Please no. The action scenes in TWD are the worst. Simple boring QTEs with game overs. TWAU is much better already, but Beyond and Heavy Rain are still superior. In Beyond they just went overboard with them a bit too much, less is key.


The problem aren't that much the controls but the way you interact with the world in Beyond, in HR you at least felt you could do different things and interact with the world in a believable way, Beyond is basically follow that white marker, I didn't even bother to finish Beyond but played HR more then once. The controls themselves in HR where pretty bad though, Tank controls are just stupid.
Too bad, the ending is awesome. Don't really know what you mean with "follow the white marker" though. You can interact with the world in Beyond in a lot of ways too, although these sections are more limited compared to HR I agree. Probably because there are more wider sections in Beyond, while HR mostly takes place inside a house or small apartment with a lot of interactive elements. In an open desert like in Beyond you are obviously more limited by design xD


It's a shame, because now it means I'm not excited for QD have to offer on the PS4 now, but merely sceptical. Cage seems to have a flair for comedy going by that Dark Sorcerer tech demo, so I think he should take some major influence from old-school LucasArts and make a game set in that DS world
I feel sorry for you. That's a real shame. Wish I could share my love for Beyond with you. Going by an insider who heavily teased Beyond before it was unveiled, his next game is going to be sci-fi and loosely based on the Kara tech demo. Job postings on their website seem to confirm that. It might incorporate humorous elements as well, but I mostly expect something influenced by open world design or Blade Runner.

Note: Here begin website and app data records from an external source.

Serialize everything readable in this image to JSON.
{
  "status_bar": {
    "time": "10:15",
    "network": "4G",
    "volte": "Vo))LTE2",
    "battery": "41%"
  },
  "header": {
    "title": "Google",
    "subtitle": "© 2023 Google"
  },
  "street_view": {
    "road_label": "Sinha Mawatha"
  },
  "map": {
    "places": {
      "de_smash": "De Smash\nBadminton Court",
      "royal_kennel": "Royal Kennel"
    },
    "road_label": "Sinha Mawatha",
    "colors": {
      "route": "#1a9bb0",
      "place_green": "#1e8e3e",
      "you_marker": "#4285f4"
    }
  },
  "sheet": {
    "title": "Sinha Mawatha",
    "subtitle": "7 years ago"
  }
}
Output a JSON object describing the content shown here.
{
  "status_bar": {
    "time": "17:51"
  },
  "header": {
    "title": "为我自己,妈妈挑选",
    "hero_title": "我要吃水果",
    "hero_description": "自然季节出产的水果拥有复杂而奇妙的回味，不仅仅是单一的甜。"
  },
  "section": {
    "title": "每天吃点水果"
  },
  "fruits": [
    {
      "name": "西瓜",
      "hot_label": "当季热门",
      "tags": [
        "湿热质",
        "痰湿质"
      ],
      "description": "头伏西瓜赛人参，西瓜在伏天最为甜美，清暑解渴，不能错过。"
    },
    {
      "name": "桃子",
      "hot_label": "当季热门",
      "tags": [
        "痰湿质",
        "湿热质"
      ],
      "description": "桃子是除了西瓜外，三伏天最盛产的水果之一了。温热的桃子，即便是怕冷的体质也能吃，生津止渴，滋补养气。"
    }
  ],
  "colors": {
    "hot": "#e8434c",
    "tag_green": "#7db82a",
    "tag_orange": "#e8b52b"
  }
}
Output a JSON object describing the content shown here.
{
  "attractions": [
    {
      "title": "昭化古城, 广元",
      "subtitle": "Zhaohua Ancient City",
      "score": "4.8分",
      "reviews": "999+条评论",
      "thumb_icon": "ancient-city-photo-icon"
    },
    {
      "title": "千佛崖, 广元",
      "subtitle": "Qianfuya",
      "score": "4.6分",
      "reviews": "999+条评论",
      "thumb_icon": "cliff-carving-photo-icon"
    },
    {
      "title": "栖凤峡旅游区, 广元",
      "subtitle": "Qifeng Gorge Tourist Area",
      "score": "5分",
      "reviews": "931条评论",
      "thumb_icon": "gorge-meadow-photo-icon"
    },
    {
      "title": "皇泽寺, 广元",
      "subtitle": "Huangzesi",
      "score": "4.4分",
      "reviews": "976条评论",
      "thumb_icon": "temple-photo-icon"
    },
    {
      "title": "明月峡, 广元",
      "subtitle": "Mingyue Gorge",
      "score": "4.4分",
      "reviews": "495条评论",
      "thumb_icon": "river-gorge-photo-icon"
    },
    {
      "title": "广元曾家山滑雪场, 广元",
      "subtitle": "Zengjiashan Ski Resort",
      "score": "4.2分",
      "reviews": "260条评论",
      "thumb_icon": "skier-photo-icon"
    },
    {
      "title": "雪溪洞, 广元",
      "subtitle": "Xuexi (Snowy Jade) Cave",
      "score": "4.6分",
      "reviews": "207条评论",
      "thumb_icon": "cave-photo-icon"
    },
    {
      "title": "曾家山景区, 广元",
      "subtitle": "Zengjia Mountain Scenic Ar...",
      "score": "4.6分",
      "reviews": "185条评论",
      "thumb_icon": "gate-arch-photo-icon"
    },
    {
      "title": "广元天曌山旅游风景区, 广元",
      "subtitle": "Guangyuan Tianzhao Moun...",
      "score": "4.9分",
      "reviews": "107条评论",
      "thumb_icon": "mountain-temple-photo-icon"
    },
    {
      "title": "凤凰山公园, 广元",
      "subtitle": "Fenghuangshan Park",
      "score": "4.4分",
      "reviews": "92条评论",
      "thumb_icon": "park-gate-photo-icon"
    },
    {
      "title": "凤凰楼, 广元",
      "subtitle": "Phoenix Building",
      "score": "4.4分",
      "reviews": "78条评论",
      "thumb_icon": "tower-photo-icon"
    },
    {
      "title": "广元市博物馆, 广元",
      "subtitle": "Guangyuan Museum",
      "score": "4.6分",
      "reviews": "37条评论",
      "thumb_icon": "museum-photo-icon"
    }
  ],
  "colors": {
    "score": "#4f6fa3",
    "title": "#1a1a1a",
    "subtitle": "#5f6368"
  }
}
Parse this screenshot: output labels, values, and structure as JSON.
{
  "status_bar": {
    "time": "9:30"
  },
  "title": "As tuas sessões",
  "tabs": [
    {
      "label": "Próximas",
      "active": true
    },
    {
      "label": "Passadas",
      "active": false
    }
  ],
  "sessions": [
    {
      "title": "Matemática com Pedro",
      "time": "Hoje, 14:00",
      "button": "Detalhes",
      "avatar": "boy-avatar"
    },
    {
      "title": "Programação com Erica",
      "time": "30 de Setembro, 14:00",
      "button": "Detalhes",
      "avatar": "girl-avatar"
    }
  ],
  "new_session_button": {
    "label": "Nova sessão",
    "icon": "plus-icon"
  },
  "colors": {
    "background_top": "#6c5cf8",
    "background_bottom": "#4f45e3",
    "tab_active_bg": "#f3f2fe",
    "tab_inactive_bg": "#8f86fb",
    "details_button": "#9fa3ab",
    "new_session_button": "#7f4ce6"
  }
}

but with gameplay in the vein of those point & click adventure games. Take a break from pushing the interactive movie agenda and make something a bit more traditional. Something with PUZZLES! And an INVENTORY! And ITEMS THAT YOU CAN COMBINE!
You know just as well as me that this will never happen ;)